There are several mechanisms involved in the protective effects of breastfeeding on the risk of developing CD or UC. First, non-breastfed infants have an abundance of peptostreptococci in the gastrointestinal tract, such as Clostridium difficile, which predisposes to immune-mediated diseases. Second, breastfeeding protects against childhood infections, which in turn, decrease antibiotic exposure. Both childhood infections and antibiotics exposure increase the risk of IBD. Third, components of breastmilk, such as the epidermal growth factor, insulin-like growth factor, leptin and adiponectin, modulate inflammatory response and reduce the risk of immune-mediated diseases.
Breastfeeding is the optimum mode of feeding for the newborn and confers immense health benefits to the developing infant. Its positive health impacts are not limited to the gastrointestinal system but a range of organs, systems and functions, e.g., better neuro-behavioural outcomes, protective effects in respiratory infection, otitis media, urinary infection and sepsis, as well as the sudden infant death syndrome. In addition to macro and micronutrients and bioactive compounds, now we also understand that breastmilk contains a plethora of bacterial species with its own unique microbiome, which plays a vital role in inoculating the infant gut with favourable bacteria after birth.

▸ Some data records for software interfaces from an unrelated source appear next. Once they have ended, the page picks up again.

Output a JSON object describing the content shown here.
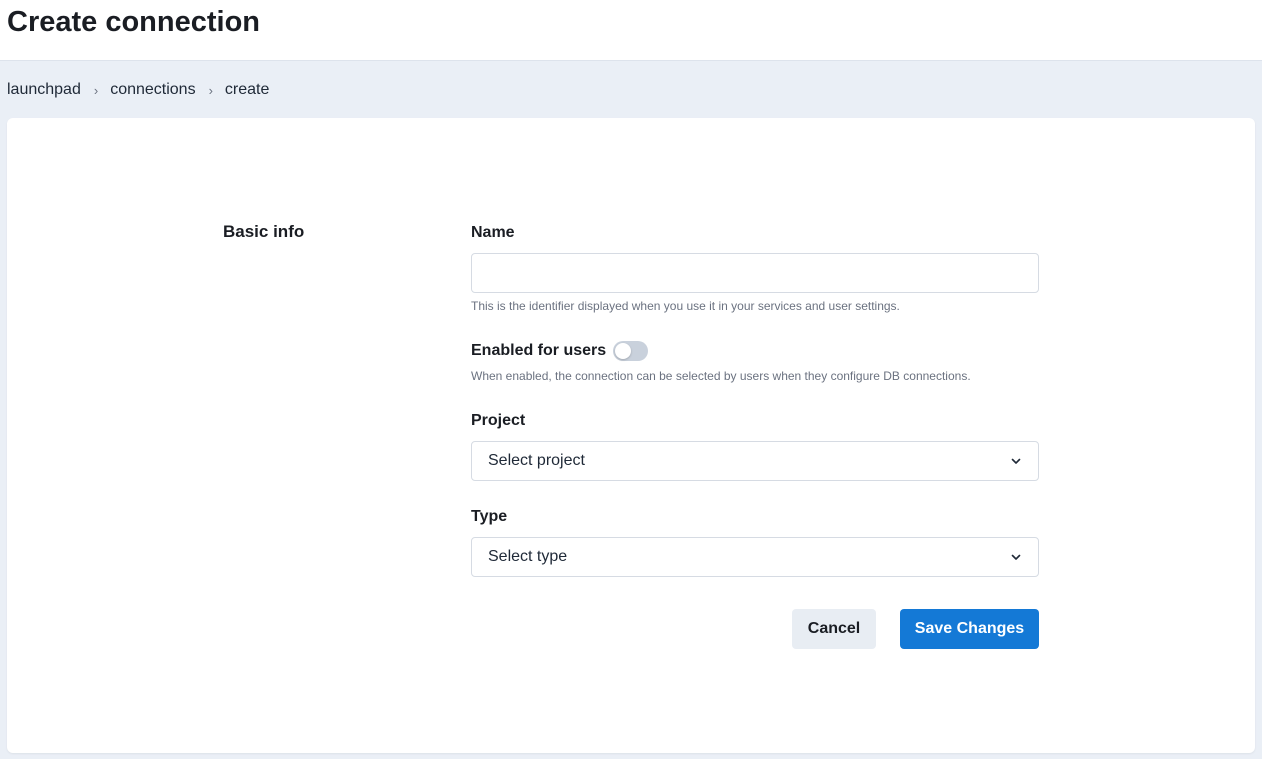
{
  "header": {
    "title": "Create connection"
  },
  "breadcrumb": {
    "items": [
      "launchpad",
      "connections",
      "create"
    ],
    "separator": "›"
  },
  "form": {
    "section_title": "Basic info",
    "name": {
      "label": "Name",
      "value": "",
      "placeholder": "",
      "help": "This is the identifier displayed when you use it in your services and user settings."
    },
    "enabled": {
      "label": "Enabled for users",
      "value": false,
      "help": "When enabled, the connection can be selected by users when they configure DB connections."
    },
    "project": {
      "label": "Project",
      "selected": "Select project"
    },
    "type": {
      "label": "Type",
      "selected": "Select type"
    }
  },
  "actions": {
    "cancel_label": "Cancel",
    "save_label": "Save Changes"
  },
  "colors": {
    "accent": "#1479d6",
    "page_bg": "#eaeff6",
    "toggle_off": "#c9d1dc"
  },
  "icons": {
    "select_chevron": "chevron-down-icon",
    "breadcrumb_separator": "chevron-right-icon"
  }
}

With further research, we will certainly learn more about the implications on the development of the immature immune system, and its impact on the health of the individual, from infancy to adulthood.
- The unique components in breastmilk not only affect the microbiota of the gut, but also the development of the immune system, which impact health from infancy to adulthood.

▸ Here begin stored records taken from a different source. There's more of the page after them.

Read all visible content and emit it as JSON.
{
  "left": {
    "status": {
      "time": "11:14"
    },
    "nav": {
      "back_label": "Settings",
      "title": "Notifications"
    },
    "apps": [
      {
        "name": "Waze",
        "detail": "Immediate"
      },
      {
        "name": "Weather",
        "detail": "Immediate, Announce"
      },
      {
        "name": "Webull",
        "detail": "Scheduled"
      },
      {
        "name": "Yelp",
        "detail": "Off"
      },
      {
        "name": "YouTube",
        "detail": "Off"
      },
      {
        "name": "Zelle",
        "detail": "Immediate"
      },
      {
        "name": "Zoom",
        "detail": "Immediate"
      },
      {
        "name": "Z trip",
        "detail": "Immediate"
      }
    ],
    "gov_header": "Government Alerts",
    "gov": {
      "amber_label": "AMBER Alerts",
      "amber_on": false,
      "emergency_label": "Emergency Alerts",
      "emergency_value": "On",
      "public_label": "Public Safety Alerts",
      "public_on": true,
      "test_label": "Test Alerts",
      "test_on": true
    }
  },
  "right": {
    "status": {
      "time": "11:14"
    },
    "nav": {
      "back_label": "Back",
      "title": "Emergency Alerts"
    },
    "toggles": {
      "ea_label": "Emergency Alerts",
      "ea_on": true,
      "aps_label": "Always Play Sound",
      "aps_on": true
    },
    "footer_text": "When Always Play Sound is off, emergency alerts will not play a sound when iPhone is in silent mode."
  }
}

- Breastmilk protects against diarrhoea by coating the intestinal lining and killing pathogens that can cause infections.
- Breastmilk should be used to feed premature babies whenever possible, as it provides the optimal nutrition and lowers the risk of necrotising enterocolitis.
- Breastfeeding is associated with a lower risk of inflammatory bowel disease, with the magnitude of protection significantly greater among Asians.
For the note of References, please refer to the PDF version.
Views expressed in this article are the author's and do not necessarily reflect the opinion or position of the BFHIHKA.
Editor-in-Chief: Dr Shirley Leung
All rights reserved by Baby Friendly Hospital Initiative Hong Kong Association.